The panelists for the discussion were Wendy Buchanan, SFA alumna and owner of Buchanan Wealth Management in Nacogdoches; Sarah Atkinson, owner of Atkinson Candy Company in Lufkin; and Dr. Amy Mehaffey, owner of Small Town Socials boutique social media agency in Nacogdoches and lecturer of management and marketing at SFA. Jamie Derrick, lecturer of management and marketing at SFA, moderated the panel.
After earning her Bachelor of Business Administration in finance in 1985 from SFA, Buchanan entered the male-dominated financial planning world as an assistant to two male brokers at Edward Jones. In her five years there, she learned everything she could. Then she took the General Securities Representative Qualification Examination, or Series 7 exam, and opened her own office.
“I wanted to prove to them that I could be as successful as they were,” Buchanan said.
Edward Jones required her to train with another broker, “but nobody in East Texas would train me because I was a woman, so I found a lady in Cleburne who would train me,” she said. “I paid my own way to stay in a hotel for six weeks and learned all I could from her.”
Her business averaged one new account every day for a year. Her male peers all referred to her as “their little broker girl,” Buchanan said. But after four years building her business, she was ranked in the top 3% in the nation for the firm.
Buchanan advised students looking to start their own businesses to treat people fairly, and also to develop a plan and stick to it.
“There’s nothing that you can’t do,” she said.
Atkinson was pursuing a dancing career on Broadway and working for a New York City public relations firm when she first discovered her entrepreneurial spirit.
As the fourth generation of the family who started Atkinson Candy Company, she initially said, “I’ll never work in the family business.” But she found herself calling her father with ideas to market the company. Eventually, her dad invited her to market the company herself.
Atkinson returned to Lufkin with the production knowledge she learned from both her dancing and public relations stints in New York City and put them into practice for Atkinson Candy Company. Now, she manages its day-to-day business.
“Don’t throw away any experiences, hobbies or passions,” Atkinson said. “You never know what will be useful.”
Atkinson told attendees that the work-life balance doesn’t exist and encouraged them to instead focus on one priority at a time. And to those planning to start their own businesses, she said, “Communicate expectations clearly.”
Atkinson added, “The hardest part is you’re the leader of the business. You have to come up with the answers and make the decisions. But seeing those decisions work out well or not work out well and learning from them is very rewarding.”
Mehaffey’s great-grandfather believed that by helping others achieve their dreams, he could achieve his, as well. Mehaffey’s dad passed this advice on to her.
She’s followed his guidance in her career, from working as a state 4-H specialist for the Texas A&M AgriLife Extension Service to serving as interim city planner and communications director for the City of Nacogdoches to teaching future managers and marketers at SFA.

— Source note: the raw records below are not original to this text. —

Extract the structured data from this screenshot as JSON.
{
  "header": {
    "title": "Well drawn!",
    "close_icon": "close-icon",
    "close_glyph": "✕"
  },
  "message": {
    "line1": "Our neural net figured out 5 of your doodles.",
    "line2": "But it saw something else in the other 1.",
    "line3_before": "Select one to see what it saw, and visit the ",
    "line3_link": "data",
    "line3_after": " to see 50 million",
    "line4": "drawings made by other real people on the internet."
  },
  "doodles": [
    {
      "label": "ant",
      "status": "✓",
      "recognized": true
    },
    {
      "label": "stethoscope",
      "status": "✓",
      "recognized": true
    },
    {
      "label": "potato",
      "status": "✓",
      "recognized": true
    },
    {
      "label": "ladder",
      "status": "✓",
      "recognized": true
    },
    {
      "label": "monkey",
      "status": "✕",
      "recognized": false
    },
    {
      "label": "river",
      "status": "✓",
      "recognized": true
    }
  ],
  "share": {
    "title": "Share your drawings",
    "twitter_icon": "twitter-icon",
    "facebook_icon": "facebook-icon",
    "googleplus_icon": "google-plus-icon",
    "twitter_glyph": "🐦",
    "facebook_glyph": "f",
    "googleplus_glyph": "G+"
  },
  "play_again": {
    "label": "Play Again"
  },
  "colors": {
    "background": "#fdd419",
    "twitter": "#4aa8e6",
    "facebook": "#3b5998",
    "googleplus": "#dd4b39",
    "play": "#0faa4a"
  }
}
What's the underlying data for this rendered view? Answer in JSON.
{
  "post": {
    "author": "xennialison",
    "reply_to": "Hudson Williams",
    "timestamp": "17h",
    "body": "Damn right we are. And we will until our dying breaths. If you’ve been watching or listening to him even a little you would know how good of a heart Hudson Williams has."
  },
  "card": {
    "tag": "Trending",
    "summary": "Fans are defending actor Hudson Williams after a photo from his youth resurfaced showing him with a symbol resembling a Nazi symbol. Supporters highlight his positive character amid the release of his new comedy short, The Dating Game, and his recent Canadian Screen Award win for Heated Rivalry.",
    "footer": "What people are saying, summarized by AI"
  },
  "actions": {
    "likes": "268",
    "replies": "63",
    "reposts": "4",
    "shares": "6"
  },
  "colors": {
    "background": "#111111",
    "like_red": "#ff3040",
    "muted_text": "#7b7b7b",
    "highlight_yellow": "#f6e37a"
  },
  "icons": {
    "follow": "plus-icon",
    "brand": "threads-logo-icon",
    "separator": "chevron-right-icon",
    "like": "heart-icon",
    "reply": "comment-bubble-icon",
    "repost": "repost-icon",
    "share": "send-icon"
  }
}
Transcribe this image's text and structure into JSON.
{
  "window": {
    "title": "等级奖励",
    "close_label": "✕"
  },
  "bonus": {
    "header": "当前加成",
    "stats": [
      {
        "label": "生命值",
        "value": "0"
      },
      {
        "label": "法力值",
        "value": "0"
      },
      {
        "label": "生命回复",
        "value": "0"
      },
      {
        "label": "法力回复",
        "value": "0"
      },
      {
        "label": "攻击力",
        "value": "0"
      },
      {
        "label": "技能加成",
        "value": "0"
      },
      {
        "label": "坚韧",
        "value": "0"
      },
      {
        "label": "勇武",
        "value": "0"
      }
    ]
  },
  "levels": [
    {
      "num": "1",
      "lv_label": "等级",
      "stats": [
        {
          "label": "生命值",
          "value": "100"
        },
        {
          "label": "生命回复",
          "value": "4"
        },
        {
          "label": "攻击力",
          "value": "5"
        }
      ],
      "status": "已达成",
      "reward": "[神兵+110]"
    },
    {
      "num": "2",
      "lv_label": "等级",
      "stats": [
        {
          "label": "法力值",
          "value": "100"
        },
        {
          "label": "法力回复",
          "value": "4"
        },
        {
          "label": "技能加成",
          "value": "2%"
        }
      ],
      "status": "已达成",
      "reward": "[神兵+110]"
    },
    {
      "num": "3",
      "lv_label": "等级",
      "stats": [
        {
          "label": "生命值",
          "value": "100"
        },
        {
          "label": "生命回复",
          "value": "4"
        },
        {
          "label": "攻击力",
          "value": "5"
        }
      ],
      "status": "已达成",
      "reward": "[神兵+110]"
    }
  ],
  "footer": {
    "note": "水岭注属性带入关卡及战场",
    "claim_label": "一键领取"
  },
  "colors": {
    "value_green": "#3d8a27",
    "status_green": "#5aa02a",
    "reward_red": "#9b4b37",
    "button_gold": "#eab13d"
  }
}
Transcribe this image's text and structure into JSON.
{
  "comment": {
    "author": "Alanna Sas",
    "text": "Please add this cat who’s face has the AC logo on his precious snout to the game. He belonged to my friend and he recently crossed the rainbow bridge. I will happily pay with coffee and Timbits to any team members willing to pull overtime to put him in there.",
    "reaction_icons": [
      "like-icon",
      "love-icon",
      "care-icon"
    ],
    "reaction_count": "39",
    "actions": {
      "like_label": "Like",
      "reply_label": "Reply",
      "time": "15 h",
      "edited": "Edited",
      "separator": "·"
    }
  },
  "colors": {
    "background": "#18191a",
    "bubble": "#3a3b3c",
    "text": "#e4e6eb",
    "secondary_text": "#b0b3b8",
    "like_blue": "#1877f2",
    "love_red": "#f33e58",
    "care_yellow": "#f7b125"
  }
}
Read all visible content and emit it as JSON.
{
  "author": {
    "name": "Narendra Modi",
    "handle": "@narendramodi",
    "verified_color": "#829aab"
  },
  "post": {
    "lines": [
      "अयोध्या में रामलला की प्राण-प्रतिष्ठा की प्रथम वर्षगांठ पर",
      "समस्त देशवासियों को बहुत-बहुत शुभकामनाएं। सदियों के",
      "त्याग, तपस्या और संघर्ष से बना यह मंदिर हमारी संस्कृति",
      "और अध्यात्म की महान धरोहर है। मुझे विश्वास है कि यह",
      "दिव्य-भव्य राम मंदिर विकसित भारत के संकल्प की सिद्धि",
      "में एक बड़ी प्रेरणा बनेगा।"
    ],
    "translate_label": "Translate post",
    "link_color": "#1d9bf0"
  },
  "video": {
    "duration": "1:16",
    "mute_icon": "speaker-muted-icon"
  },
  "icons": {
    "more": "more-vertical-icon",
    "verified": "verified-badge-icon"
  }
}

Along the way, she developed relationships with community members who needed her help with social media, design, photography and website development.
“Businesses look to me to try new things,” Mehaffey said.
After establishing two companies to encompass this work, she gained 20 clients in two years.
“Relationships are a big deal,” Mehaffey advised students in the audience. “The way that we communicate with people is key.”
In addition to clients, Mehaffey tries to help her employees, who all began working remotely before it was a common practice. In many cases, they had to leave in-person jobs because they had children. Mehaffey’s remote, hands-off approach allows them to work and take care of their children.
“My favorite part of being an entrepreneur is the human aspect of it,” Mehaffey said. “I get to help people — both clients and employees.”
To learn more about SFA’s entrepreneurship program, visit sfasu.edu/mgtmkt.